kind regards,

Jos
Nov 18 '07 #13
How a simple problem can become a complicated educational issue. If only the OP
would come back so this entire little thingy could be solved in a nice way.

kind regards,

Jos
I don't understand anything about bits really.

Why can't you just post the solution, with annotations so i understand what it does? Then we'd all be happy.
Nov 18 '07 #14
JosAH
11,448 Expert 8TB
I don't understand anything about bits really.

Why can't you just post the solution, with annotations so i understand what it does? Then we'd all be happy.
No we won't:

1) you still won't understand;
2) if you'd turn our work in you'd be cheating;
3) we don't cooperate with cheating;
4) future coworkers won't like you as a cheater;
5) at the end you won't be happy either.

Read up on those simple bit shifting operators and don't try to cheat.

kind regards,

Jos
Nov 18 '07 #15
No we won't:

1) you still won't understand;
2) if you'd turn our work in you'd be cheating;
3) we don't cooperate with cheating;
4) future coworkers won't like you as a cheater;
5) at the end you won't be happy either.

Read up on those simple bit shifting operators and don't try to cheat.

kind regards,

Jos
I have read up on them, but they don't seem so simple. Maybe you could explain them, if you don't think i'll understand...
All you have to do is explain to me this bit shifting and bits in general. Then how i would use it for the concept of RGB.

But no.
Nov 18 '07 #16
oler1s
671 Expert 512MB
I have read up on them, but they don't seem so simple. Maybe you could explain them, if you don't think i'll understand...
But if you don't understand the material you find in your book or with Google, then you won't understand our explanations either. If there's a concept you don't understand, something about the material you don't get, you need to tell us what it is you don't understand.

All you have to do is explain to me this bit shifting and bits in general. Then how i would use it for the concept of RGB.
The concept can be explained with a Google search. You complain you don't understand the material. How do we know our explanation won't be wasted on you?

Moreoever, figuring out how to use bit shifting for RGB is the homework assignment. You need to think about it. As far as we can tell, you just want the answer, and you'll take the explanation if you feel like it.

I'll give you a short description of bits and bit shifting. Let's see if you go anywhere with this.

A bit can be thought of as an on/off switch, because that's effectively what it is in hardware. Let's call off 0 and on 1. These would be your binary digits.
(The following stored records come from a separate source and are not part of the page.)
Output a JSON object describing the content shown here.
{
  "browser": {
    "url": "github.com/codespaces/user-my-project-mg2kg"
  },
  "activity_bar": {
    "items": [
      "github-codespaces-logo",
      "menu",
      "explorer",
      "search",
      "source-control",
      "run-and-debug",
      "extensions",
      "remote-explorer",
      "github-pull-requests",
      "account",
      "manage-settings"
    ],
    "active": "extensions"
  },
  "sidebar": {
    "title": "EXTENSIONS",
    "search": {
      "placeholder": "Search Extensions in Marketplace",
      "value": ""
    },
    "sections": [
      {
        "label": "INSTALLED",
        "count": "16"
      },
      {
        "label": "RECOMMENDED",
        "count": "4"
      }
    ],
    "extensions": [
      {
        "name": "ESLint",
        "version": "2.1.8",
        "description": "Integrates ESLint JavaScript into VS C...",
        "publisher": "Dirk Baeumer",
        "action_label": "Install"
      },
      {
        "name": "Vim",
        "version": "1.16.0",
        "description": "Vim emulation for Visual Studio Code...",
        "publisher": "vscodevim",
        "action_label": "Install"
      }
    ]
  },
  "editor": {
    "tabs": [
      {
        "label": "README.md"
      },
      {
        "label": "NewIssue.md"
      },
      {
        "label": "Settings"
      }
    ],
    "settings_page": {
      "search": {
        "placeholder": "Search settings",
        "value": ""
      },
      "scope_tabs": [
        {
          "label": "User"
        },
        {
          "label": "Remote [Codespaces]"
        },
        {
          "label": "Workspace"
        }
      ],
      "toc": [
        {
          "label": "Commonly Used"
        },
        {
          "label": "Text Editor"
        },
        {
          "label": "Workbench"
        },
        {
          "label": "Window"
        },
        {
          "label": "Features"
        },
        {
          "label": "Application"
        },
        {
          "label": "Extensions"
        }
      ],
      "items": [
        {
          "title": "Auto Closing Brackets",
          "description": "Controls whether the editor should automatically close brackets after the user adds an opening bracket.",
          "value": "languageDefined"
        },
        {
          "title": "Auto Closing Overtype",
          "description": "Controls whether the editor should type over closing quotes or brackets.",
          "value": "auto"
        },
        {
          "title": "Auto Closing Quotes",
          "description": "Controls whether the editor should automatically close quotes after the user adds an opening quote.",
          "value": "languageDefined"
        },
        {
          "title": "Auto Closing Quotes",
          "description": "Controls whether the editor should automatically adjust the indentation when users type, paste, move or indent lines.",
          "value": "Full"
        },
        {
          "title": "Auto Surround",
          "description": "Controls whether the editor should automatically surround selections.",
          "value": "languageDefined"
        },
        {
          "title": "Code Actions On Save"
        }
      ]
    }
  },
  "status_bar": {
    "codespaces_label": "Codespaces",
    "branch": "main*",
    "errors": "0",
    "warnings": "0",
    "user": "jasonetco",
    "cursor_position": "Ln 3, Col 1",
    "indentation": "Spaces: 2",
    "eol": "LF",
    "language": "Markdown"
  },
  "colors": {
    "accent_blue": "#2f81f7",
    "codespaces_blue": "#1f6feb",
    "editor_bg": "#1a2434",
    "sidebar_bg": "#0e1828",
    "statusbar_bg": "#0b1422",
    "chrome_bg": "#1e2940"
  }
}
When it comes to numbers, bits can correspond perfectly with a binary number. Let's say you have two bits. You can have this.
Expand|Select|Wrap|Line Numbers
1. Bit 1    Bit 0        Binary Number        Decimal Number
2.     0        0                        00            0
3.     0        1                        01            1
4.     1        0                        10            2
5.     1        1                        11            3
6.
Can you see a pattern with how many bits you need to have how large a number? R, G, and B go from 0 to 31. How many bits do they need minimum?

Now consider bit shift. As it sounds, it's simply a shift:
0010 << 1 becomes 0100
0001 << 3 becomes 1000
It's the reverse direction for >>.

Now think. Knowing how many bits there are in R, G, and B, and using bit shifting, how can you form a 16 bit "number" from R,G, and B?
Nov 18 '07 #17